#### MATERIAL PROVIDED

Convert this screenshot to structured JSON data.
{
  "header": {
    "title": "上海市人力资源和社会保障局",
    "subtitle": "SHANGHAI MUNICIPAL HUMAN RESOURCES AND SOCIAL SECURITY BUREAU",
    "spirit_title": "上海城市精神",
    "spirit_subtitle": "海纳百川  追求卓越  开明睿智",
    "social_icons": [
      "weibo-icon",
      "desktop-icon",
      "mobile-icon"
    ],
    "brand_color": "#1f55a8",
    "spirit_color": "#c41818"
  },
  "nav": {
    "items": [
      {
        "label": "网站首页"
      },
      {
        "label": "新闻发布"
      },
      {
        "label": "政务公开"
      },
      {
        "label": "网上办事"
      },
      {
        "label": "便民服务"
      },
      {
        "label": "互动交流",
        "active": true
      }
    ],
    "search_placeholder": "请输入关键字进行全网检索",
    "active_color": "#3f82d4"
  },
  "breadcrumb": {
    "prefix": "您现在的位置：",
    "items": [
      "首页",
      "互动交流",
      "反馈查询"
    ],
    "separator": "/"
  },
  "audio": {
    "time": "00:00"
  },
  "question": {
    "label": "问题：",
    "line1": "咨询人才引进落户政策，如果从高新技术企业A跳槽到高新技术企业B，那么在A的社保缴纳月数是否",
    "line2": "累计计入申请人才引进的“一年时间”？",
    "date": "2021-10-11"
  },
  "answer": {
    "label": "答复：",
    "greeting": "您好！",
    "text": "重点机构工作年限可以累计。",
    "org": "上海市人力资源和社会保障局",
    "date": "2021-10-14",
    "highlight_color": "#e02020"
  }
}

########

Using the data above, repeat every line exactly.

- _SOLUTION_
Convert this screenshot to structured JSON data.
{
  "header": {
    "title": "上海市人力资源和社会保障局",
    "subtitle": "SHANGHAI MUNICIPAL HUMAN RESOURCES AND SOCIAL SECURITY BUREAU",
    "spirit_title": "上海城市精神",
    "spirit_subtitle": "海纳百川  追求卓越  开明睿智",
    "social_icons": [
      "weibo-icon",
      "desktop-icon",
      "mobile-icon"
    ],
    "brand_color": "#1f55a8",
    "spirit_color": "#c41818"
  },
  "nav": {
    "items": [
      {
        "label": "网站首页"
      },
      {
        "label": "新闻发布"
      },
      {
        "label": "政务公开"
      },
      {
        "label": "网上办事"
      },
      {
        "label": "便民服务"
      },
      {
        "label": "互动交流",
        "active": true
      }
    ],
    "search_placeholder": "请输入关键字进行全网检索",
    "active_color": "#3f82d4"
  },
  "breadcrumb": {
    "prefix": "您现在的位置：",
    "items": [
      "首页",
      "互动交流",
      "反馈查询"
    ],
    "separator": "/"
  },
  "audio": {
    "time": "00:00"
  },
  "question": {
    "label": "问题：",
    "line1": "咨询人才引进落户政策，如果从高新技术企业A跳槽到高新技术企业B，那么在A的社保缴纳月数是否",
    "line2": "累计计入申请人才引进的“一年时间”？",
    "date": "2021-10-11"
  },
  "answer": {
    "label": "答复：",
    "greeting": "您好！",
    "text": "重点机构工作年限可以累计。",
    "org": "上海市人力资源和社会保障局",
    "date": "2021-10-14",
    "highlight_color": "#e02020"
  }
}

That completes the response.